Related: Interview: ‘Change is Imminent. Dictatorship Will be Uprooted’—Radio Free Asia//An interview with Sam Rainsy
A reforming minister tries to spur Indonesia’s economy—The Economist But the country’s growth remains disappointing
The rise of political Islam requires a balancing act from Indonesian President Joko Widodo—South China Morning Post As the ranks of protesters thickened in central Jakarta on December 2, turning into Indonesia’s biggest mass demonstration since the end of authoritarian rule in 1998, President Joko Widodo grappled with a dilemma: should he join the rally or stay away?
Related: Jokowi’s calculated soft approach to Jakarta’s radicals New Mandala
UN urges Suu Kyi to visit northern Arakan State—DVB The United Nations urged State Counsellor Aung San Suu Kyi on Thursday to visit the country’s divided Arakan State to reassure civilians they will be protected amid accusations that soldiers have raped Rohingya Muslim women houses and killed civilians.
Myanmar’s Rohingya insurgency may have links to hardliners in Pakistan and Saudi Arabia—South China Morning Post A group of Rohingya Muslims that attacked Myanmar border guards in October is headed by people with links to Saudi Arabia and Pakistan, the International Crisis Group (ICG) said on Thursday, citing members of the group.
Myanmar government ‘following the law’ in Rakhine, probe panel says—South China Morning Post A commission set up by Myanmar leader Aung San Suu Kyi to investigate attacks on border posts and the army’s brutal response on Wednesday said security forces had abided by the law in a Muslim-majority area of northwestern Rakhine State.
Members of Parliament to Study Chinese Language—The Irrawaddy ‘It is not a bad idea to learn Chinese since China is our neighbor and also a superpower,’ says Dr. Kyaw Than Tun.
Philippine President Rodrigo Duterte has signed executive order to amend the constitution—South China Morning Post Philippine President Rodrigo Duterte has set into motion a proposal to amend the 1987 constitution to set up a federal system of government to end conflict and give a further boost to the economy.
Standing Up to a Strongman—New York Times The people of the Philippines are taking to the streets to protest their brutal new president.
Related: ‘If You Resist, You Get Hurt, or Die’: Filipinos Praise Duterte’s Antidrug Campaign—New York Times
Philippine President Duterte Admitted to Personally Killing People—Foreign Policy “I was really looking for a confrontation so I could kill.”
U.S. Halts Aid Package to Philippines Amid Drug Crackdown—New York Times The decision reflected “significant concerns around the rule of law and civil liberties,” a spokeswoman for the American Embassy said.

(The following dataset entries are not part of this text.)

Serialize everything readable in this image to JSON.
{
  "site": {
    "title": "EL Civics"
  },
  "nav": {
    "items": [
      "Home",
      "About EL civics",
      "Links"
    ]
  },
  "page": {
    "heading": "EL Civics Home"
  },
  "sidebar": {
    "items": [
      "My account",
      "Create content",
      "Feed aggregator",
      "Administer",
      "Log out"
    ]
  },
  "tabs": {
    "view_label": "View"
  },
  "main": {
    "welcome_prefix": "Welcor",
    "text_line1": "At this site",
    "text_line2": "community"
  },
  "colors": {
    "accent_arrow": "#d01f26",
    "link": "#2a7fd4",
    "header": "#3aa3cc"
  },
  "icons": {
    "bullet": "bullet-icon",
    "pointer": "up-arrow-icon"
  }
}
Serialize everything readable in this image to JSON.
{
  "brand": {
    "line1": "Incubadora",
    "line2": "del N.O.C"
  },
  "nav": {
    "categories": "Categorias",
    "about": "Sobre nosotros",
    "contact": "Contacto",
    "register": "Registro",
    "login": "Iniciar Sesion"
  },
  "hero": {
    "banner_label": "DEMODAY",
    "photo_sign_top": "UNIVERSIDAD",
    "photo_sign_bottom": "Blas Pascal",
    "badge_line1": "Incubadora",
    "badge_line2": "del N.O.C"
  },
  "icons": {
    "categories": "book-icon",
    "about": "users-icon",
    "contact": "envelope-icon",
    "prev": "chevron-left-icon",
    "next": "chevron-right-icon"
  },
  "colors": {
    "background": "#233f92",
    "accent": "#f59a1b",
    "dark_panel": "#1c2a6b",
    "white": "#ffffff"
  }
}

Viet Nam Schools in a Class of Their Own—ADB The latest results from the Programme for International Student Assessment (PISA), published earlier this month, confirm that secondary schools in the southeast Asian country are in many ways in a class of their own.
Wildlife smugglers using Facebook to sell ivory and rhino horn—China Dialogue Wildlife traffickers from a small, sleepy village in Vietnam are using Facebook to offload large amounts of illegal ivory, rhino horn and tiger parts, an investigation has revealed.
Thailand to Resume Peace Talks with Muslim Separatists in Malaysia—The Irrawaddy ‘Our goal is to minimize losses and violence. Talks right now are at the trust-building stage,” says Thai negotiator.